**** Supplied data ****

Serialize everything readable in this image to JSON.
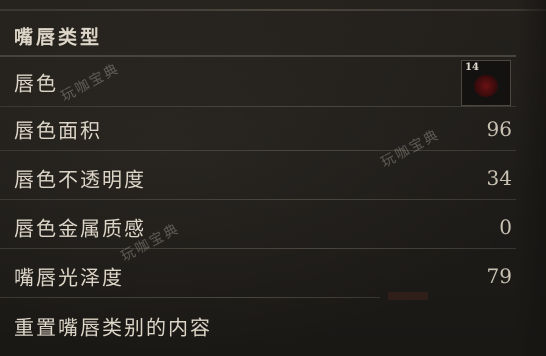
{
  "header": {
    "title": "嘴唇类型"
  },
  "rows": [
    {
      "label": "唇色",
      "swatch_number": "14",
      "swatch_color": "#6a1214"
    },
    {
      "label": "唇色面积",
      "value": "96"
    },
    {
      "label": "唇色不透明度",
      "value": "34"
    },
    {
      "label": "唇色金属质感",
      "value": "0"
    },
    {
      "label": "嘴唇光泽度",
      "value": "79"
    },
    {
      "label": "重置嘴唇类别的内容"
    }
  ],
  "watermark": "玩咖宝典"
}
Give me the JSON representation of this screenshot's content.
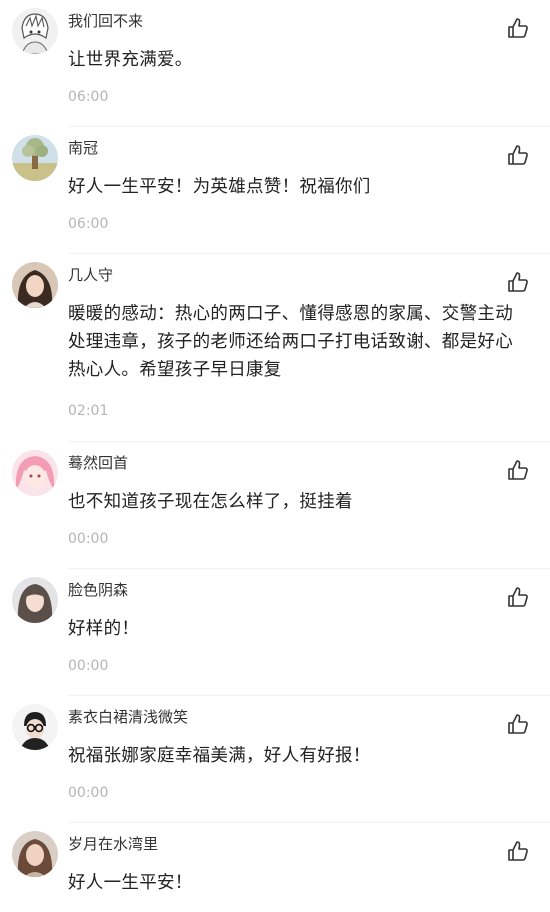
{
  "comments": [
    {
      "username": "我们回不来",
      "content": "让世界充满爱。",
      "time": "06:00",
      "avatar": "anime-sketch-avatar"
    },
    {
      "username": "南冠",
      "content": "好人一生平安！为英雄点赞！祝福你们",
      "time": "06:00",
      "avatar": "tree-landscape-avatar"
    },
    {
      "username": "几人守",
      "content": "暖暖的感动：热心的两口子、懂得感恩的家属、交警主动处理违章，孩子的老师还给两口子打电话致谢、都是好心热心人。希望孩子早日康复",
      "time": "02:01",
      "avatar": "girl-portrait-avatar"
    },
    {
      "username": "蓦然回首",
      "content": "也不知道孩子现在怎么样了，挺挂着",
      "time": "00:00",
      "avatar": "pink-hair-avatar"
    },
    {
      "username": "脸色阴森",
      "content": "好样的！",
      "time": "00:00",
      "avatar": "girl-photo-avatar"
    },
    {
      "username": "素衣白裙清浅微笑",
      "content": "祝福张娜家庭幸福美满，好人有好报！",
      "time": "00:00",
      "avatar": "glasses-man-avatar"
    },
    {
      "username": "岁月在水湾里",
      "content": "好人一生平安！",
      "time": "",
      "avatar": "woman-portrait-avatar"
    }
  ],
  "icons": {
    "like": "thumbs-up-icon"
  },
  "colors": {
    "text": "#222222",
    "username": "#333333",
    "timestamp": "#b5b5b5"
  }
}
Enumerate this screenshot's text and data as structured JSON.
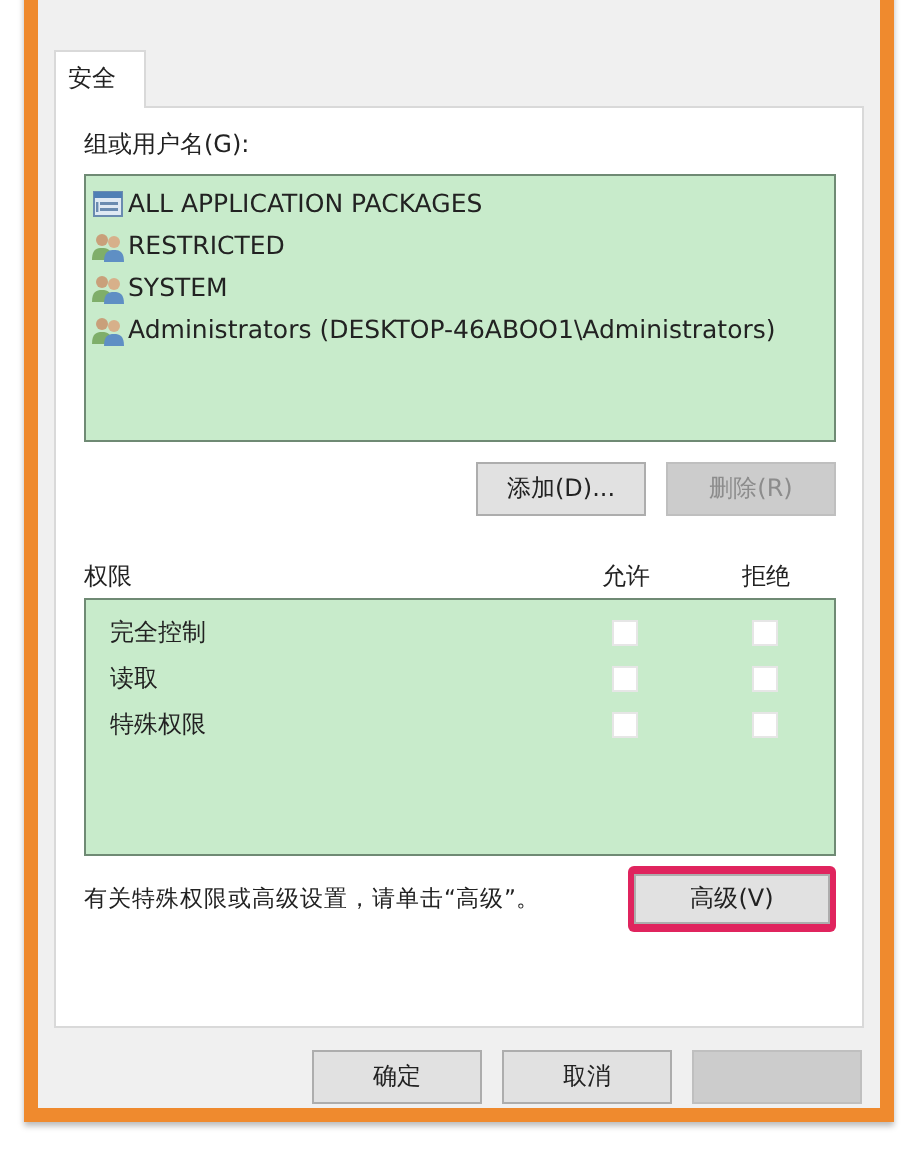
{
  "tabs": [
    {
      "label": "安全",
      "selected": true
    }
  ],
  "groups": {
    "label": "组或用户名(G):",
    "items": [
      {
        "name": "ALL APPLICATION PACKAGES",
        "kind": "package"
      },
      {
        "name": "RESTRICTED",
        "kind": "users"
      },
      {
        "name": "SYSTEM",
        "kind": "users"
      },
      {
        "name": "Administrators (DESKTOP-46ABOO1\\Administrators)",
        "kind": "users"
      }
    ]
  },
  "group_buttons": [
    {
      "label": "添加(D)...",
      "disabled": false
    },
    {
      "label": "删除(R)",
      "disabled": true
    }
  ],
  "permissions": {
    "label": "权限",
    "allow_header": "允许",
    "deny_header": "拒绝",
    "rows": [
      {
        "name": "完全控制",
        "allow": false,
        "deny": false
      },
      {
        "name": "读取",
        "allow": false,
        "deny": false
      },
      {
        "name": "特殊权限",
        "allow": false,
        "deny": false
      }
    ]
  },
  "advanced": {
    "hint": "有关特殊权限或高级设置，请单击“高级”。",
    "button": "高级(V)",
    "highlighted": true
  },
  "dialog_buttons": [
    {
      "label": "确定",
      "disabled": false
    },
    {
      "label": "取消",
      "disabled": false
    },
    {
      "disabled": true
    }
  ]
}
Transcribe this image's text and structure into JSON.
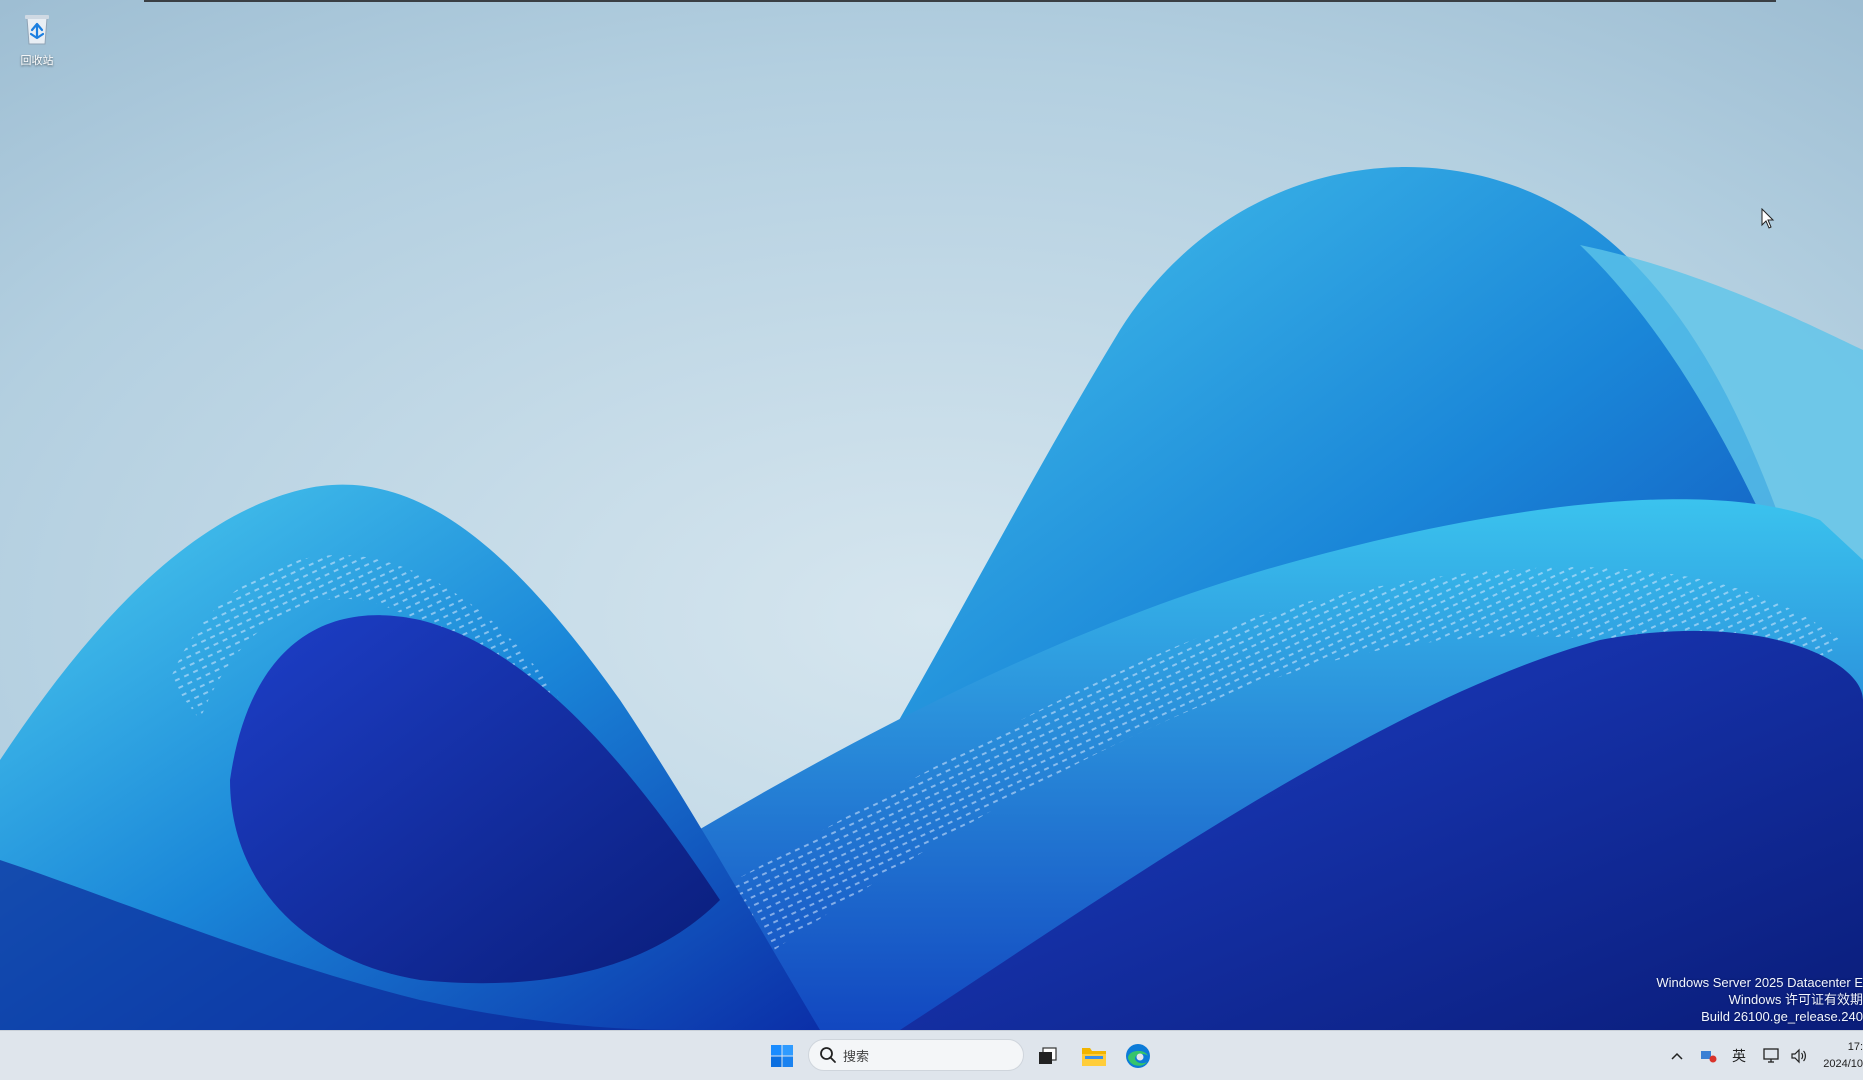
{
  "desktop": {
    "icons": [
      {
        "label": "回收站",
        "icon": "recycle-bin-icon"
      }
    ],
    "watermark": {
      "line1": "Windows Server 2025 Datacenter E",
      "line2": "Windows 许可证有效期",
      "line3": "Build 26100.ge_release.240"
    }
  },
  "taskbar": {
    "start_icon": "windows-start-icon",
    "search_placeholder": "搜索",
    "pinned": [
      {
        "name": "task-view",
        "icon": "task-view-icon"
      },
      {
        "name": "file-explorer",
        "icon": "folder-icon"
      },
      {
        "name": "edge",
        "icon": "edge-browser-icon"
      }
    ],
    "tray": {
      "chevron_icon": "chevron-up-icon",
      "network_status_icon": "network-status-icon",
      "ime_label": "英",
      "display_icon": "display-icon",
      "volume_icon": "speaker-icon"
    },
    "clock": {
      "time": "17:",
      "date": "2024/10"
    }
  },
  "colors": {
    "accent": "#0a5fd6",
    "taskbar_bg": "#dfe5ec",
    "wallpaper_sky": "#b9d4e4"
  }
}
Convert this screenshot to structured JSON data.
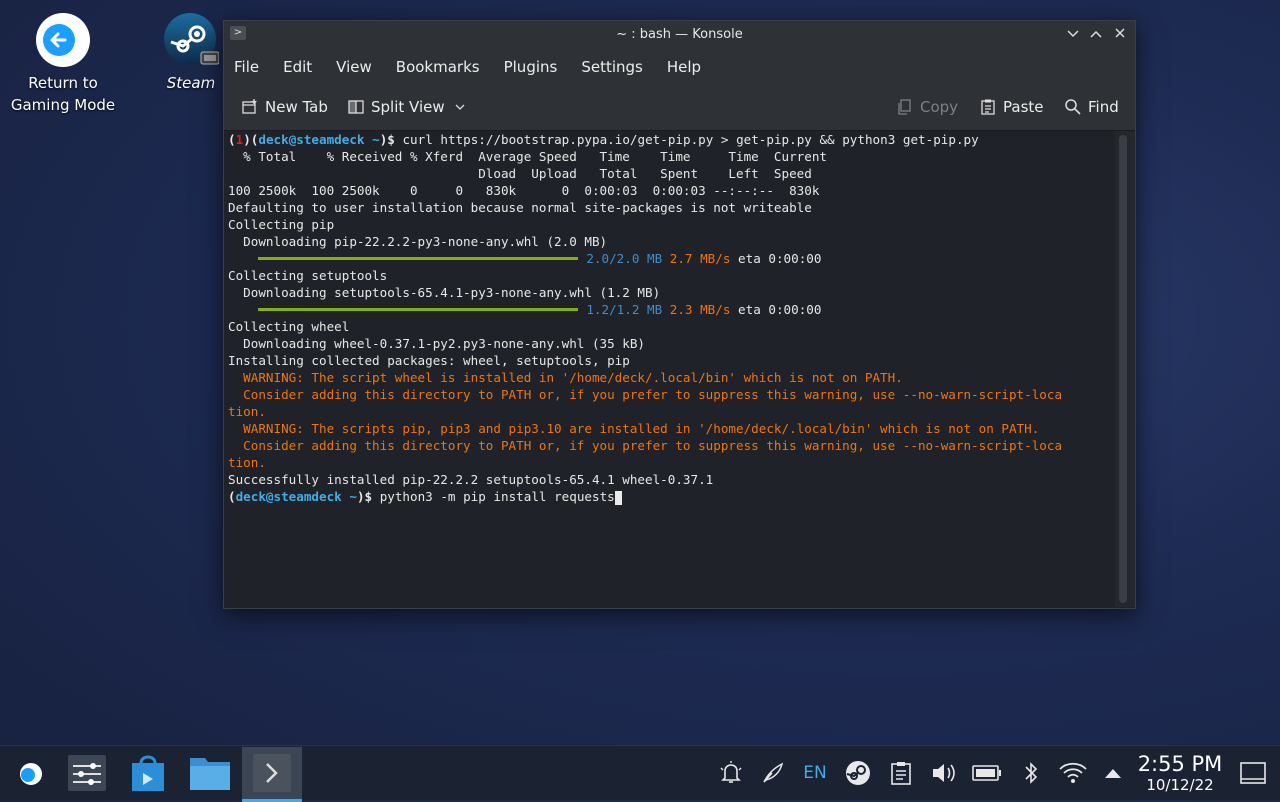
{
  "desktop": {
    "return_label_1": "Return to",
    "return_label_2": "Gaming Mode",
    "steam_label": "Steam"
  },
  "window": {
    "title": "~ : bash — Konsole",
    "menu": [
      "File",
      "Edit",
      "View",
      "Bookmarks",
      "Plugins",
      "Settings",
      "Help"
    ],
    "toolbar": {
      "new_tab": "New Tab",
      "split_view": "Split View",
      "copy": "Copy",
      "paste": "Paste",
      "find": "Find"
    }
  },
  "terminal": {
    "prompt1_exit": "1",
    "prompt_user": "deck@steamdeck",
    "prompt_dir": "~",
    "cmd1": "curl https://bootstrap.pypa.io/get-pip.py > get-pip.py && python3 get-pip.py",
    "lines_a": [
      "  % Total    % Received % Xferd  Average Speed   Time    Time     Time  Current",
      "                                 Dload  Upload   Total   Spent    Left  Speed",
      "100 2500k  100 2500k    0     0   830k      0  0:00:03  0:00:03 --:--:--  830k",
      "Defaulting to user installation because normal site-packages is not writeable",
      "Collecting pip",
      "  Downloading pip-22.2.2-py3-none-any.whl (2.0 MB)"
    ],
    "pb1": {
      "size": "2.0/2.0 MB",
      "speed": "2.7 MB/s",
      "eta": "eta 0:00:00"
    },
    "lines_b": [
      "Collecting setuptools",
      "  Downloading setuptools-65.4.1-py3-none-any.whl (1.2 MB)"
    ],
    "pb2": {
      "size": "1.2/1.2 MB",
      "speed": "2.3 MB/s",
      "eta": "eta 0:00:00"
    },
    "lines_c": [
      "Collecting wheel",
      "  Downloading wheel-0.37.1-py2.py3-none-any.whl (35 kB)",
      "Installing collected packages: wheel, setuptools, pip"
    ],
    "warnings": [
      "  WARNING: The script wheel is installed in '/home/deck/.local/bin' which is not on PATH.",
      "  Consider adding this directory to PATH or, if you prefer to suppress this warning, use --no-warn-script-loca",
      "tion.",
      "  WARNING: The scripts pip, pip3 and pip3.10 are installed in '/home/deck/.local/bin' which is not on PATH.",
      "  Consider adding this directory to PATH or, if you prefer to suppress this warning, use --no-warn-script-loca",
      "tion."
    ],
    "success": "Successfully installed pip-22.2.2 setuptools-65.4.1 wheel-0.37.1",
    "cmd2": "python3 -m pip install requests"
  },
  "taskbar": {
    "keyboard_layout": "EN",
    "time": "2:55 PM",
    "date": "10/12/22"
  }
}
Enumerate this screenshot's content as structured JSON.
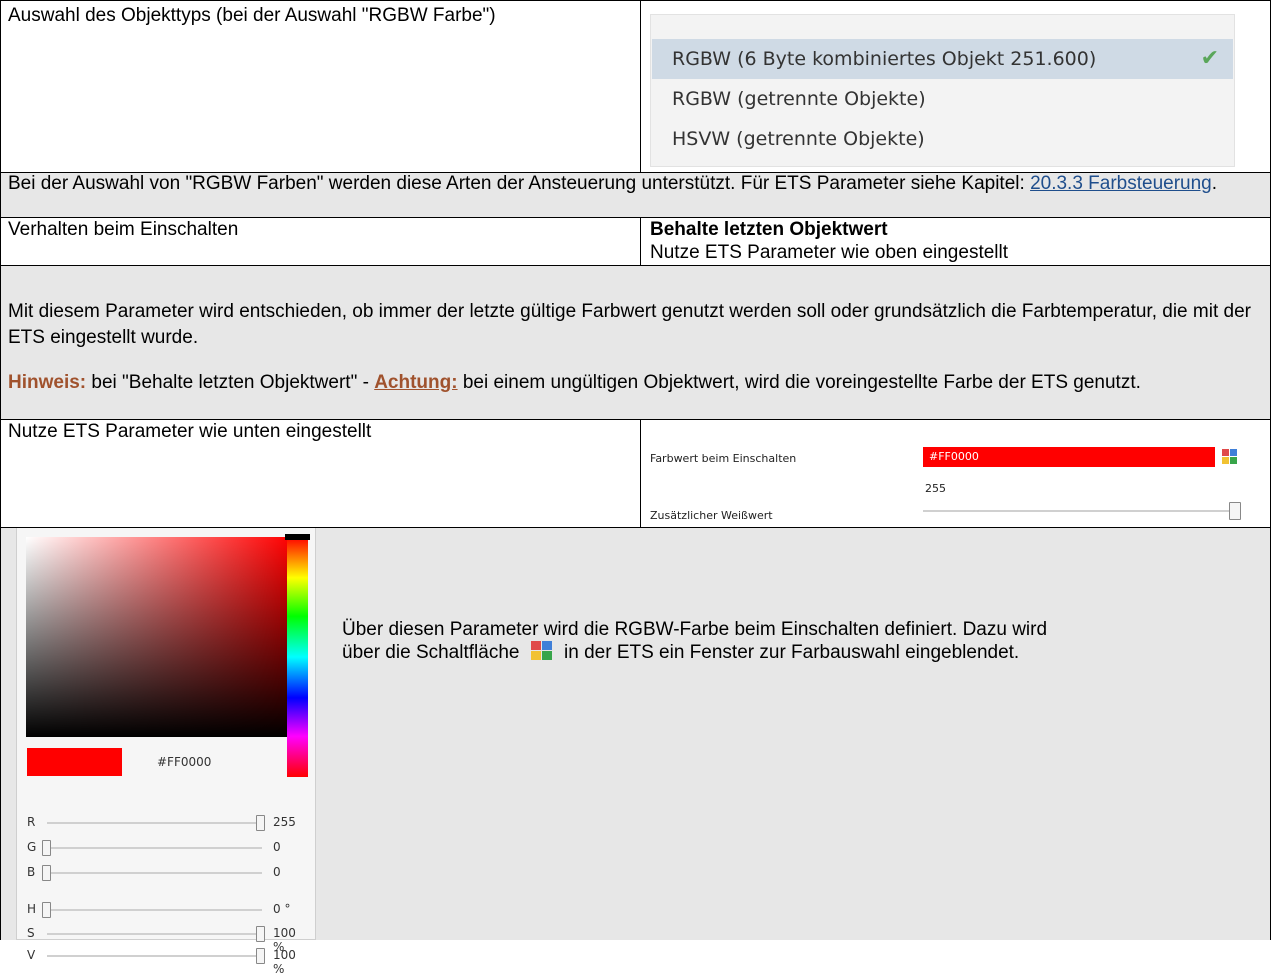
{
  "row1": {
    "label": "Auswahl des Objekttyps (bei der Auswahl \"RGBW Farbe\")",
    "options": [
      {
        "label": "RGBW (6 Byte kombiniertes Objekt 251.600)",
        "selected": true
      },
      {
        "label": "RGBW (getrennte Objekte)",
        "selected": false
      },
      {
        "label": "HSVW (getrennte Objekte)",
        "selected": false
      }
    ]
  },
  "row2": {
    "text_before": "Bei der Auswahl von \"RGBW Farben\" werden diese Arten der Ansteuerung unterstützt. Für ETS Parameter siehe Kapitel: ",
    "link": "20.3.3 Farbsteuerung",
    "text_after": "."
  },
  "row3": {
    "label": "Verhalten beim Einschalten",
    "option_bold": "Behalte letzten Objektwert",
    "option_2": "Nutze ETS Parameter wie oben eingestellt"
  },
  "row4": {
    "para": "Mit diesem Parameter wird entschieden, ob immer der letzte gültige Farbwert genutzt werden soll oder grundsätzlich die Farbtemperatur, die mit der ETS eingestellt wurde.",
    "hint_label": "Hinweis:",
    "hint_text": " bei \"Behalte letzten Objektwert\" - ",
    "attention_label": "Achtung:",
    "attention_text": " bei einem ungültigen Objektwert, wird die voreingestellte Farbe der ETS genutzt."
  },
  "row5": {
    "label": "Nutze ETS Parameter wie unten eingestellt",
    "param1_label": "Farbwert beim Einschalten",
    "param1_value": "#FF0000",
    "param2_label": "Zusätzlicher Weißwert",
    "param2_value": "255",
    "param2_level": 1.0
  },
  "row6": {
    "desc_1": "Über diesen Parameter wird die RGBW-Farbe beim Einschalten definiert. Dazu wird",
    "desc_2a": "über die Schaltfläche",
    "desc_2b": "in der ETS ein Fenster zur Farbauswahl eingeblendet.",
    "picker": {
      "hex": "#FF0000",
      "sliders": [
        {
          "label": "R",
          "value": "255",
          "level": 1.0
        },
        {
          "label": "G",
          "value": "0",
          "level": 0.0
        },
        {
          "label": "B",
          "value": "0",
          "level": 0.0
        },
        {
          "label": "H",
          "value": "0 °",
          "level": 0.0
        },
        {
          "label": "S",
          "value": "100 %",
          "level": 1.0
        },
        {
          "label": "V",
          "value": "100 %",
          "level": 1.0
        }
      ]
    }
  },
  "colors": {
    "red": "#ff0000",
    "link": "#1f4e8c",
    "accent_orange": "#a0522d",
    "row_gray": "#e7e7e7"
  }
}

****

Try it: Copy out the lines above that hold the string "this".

Solution to the problem:
Serialize everything readable in this image to JSON.
Give me the JSON representation of this screenshot's content.
Enumerate this screenshot's text and data as structured JSON.
Transcribe this image's text and structure into JSON.
Convert this screenshot to structured JSON data.
      "  Consider adding this directory to PATH or, if you prefer to suppress this warning, use --no-warn-script-loca",
      "  Consider adding this directory to PATH or, if you prefer to suppress this warning, use --no-warn-script-loca",
Enumerate this screenshot's content as structured JSON.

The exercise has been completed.